Responding to these concerns, the Canadian National Institute for the Blind (CNIB) organized a well-attended panel on cycling facility design at their "Clearing Our Path" Summit in 2022, which focuses on emerging guidance and challenges in built environment design. The panel, moderated by Matt Pinder from WSP, underscored the necessity to reexamine the design of island platform bus stops. This led to the CNIB securing a grant from the Government of Canada’s Active Transportation Infrastructure Fund in early 2023 to investigate these designs more thoroughly.
In partnership with CNIB, WSP embarked on a nationwide research project, assessing island platform bus stops in five different Canadian cities through the experiences of people with vision loss. The innovative research approach, led by Yousteena Bocktor, Engineer at WSP Canada, combined a review of best practices and literature, in-person walk-throughs of existing stops, and collaboration with municipal stakeholders. The team leveraged WSP’s international expertise by consulting with Jared Thomas, Technical Principal - Behavioural Science, WSP New Zealand, who shared his insights on similar research done by WSP New Zealand. This comprehensive study not only illuminated the specific needs of people who are blind but also offered valuable guidance for municipalities planning to install new island platform bus stops.
WSP's Project Manager Justin Jones piloting a Tandem Bicycle with the CNIB's Project Manager, Lui Greco at WSP's Bike and Hike to Your Roots event, held at Ottawa during the 2023 TAC Conference & Exhibition
A crucial outcome of the study was the explicit recognition of the needs of people who are blind in relation to the design of island platform bus stops. While these stops serve the needs of sighted transit users, transit operators, and people on bikes by enhancing safety and convenience, the specific requirements of people with vision loss were previously not well understood. The study delved into the previously identified challenges faced by individuals who are blind, especially their difficulties in detecting people on bikes and navigating the right of way at crossings. The near-silent movement of bicycles in urban settings creates significant challenges for people who rely on auditory cues for navigation. For a person who is blind, it can be nearly impossible to detect a person on a bike as they approach, much less to ensure that they will yield the right of way at the crossing of the bike lane, further adding to the sense of risk introduced by this design.

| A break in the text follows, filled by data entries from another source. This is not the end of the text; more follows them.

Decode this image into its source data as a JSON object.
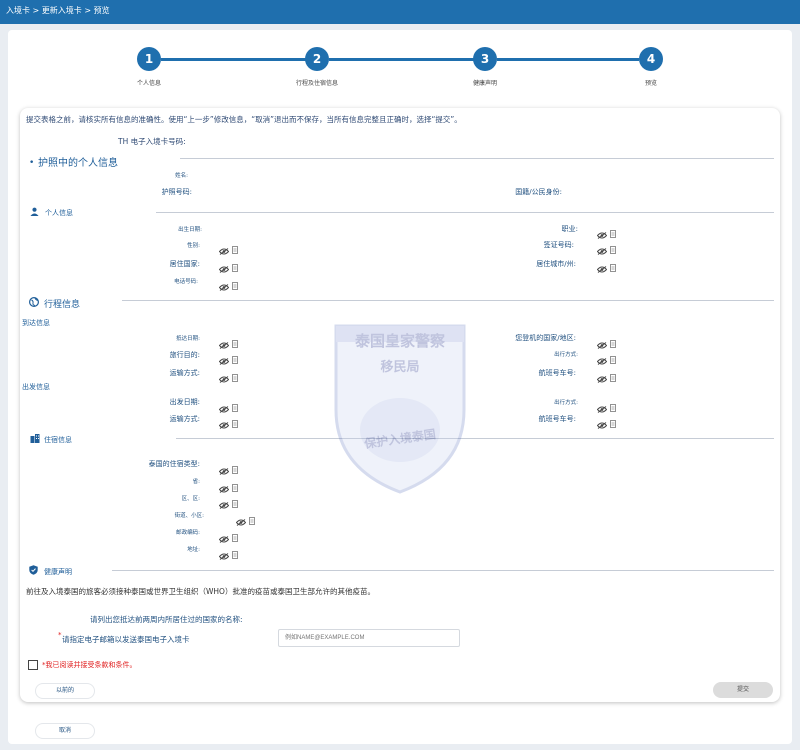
{
  "breadcrumb": "入境卡 > 更新入境卡 > 预览",
  "steps": [
    {
      "num": "1",
      "label": "个人信息"
    },
    {
      "num": "2",
      "label": "行程及住宿信息"
    },
    {
      "num": "3",
      "label": "健康声明"
    },
    {
      "num": "4",
      "label": "预览"
    }
  ],
  "instruction": "提交表格之前，请核实所有信息的准确性。使用“上一步”修改信息，“取消”退出而不保存，当所有信息完整且正确时，选择“提交”。",
  "card_no_label": "TH 电子入境卡号码:",
  "passport_section": {
    "title": "护照中的个人信息",
    "name_label": "姓名:",
    "passport_no_label": "护照号码:",
    "nationality_label": "国籍/公民身份:"
  },
  "personal": {
    "title": "个人信息",
    "dob": "出生日期:",
    "occupation": "职业:",
    "gender": "性别:",
    "visa_no": "签证号码:",
    "country_res": "居住国家:",
    "city_res": "居住城市/州:",
    "phone": "电话号码:"
  },
  "travel": {
    "title": "行程信息",
    "arrival_title": "到达信息",
    "arrival_date": "抵达日期:",
    "boarding_country": "您登机的国家/地区:",
    "purpose": "旅行目的:",
    "travel_mode_1": "出行方式:",
    "transport_mode_1": "运输方式:",
    "flight_no_1": "航班号车号:",
    "departure_title": "出发信息",
    "departure_date": "出发日期:",
    "travel_mode_2": "出行方式:",
    "transport_mode_2": "运输方式:",
    "flight_no_2": "航班号车号:"
  },
  "accommodation": {
    "title": "住宿信息",
    "type": "泰国的住宿类型:",
    "province": "省:",
    "district": "区、区:",
    "subdistrict": "街道、小区:",
    "postcode": "邮政编码:",
    "address": "地址:"
  },
  "health": {
    "title": "健康声明",
    "statement": "前往及入境泰国的旅客必须接种泰国或世界卫生组织（WHO）批准的疫苗或泰国卫生部允许的其他疫苗。",
    "countries_label": "请列出您抵达前两周内所居住过的国家的名称:",
    "email_label": "请指定电子邮箱以发送泰国电子入境卡",
    "email_placeholder": "例如NAME@EXAMPLE.COM",
    "agree_label": "*我已阅读并接受条款和条件。"
  },
  "buttons": {
    "previous": "以前的",
    "submit": "提交",
    "cancel": "取消"
  },
  "watermark": {
    "line1": "泰国皇家警察",
    "line2": "移民局",
    "line3": "保护入境泰国"
  },
  "colors": {
    "primary": "#1f6fae",
    "warning": "#e02020"
  }
}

What was missing from previous reviews of island platform transit stops, however, was a comprehensive review of issues that extend beyond the interaction with people on bikes. People with vision loss faced hurdles in finding and navigating to the bus stops, exacerbated by the inconsistency in design. The study highlighted the need for uniformity in the placement of stops, design elements like the stop pole, crossings, and shelters, and even in the naming of these facilities across Canada. It emphasized incorporating design elements that aid in locating and accessing the island platform, such as shelters for echolocation, detectable separation between sidewalks and cycle tracks, directional TWSIs (tactile walking surface indicator), and clearly defined crossing points. The project also recommended reducing clutter on platforms to facilitate easier navigation.
The challenges presented by interactions with people on bikes are not easy to solve through design but can be mitigated with some thoughtful interventions. These include ensuring that shelter side panels do not obstruct visibility, narrowing cycle tracks, introducing sharp tapers, and providing raised crossings to emphasize the importance of yielding to pedestrians. While complete compliance might be challenging to achieve, these measures can foster safer interactions between cyclists and people with vision loss.
The collaboration between WSP and the CNIB drew on WSP’s national expertise and international experience to substantially improve the understanding of the needs of people who are blind regarding island platform bus stop designs in Canada. By focusing on consistency, detectability, and safe interaction with cyclists, the study provides a framework for municipalities to develop more inclusive and accessible public transportation facilities. This project demonstrates WSP’s commitment to innovation as we partner with our clients to solve the challenges of today while planning for tomorrow, creating guidelines and solutions that truly create Great Places For Life.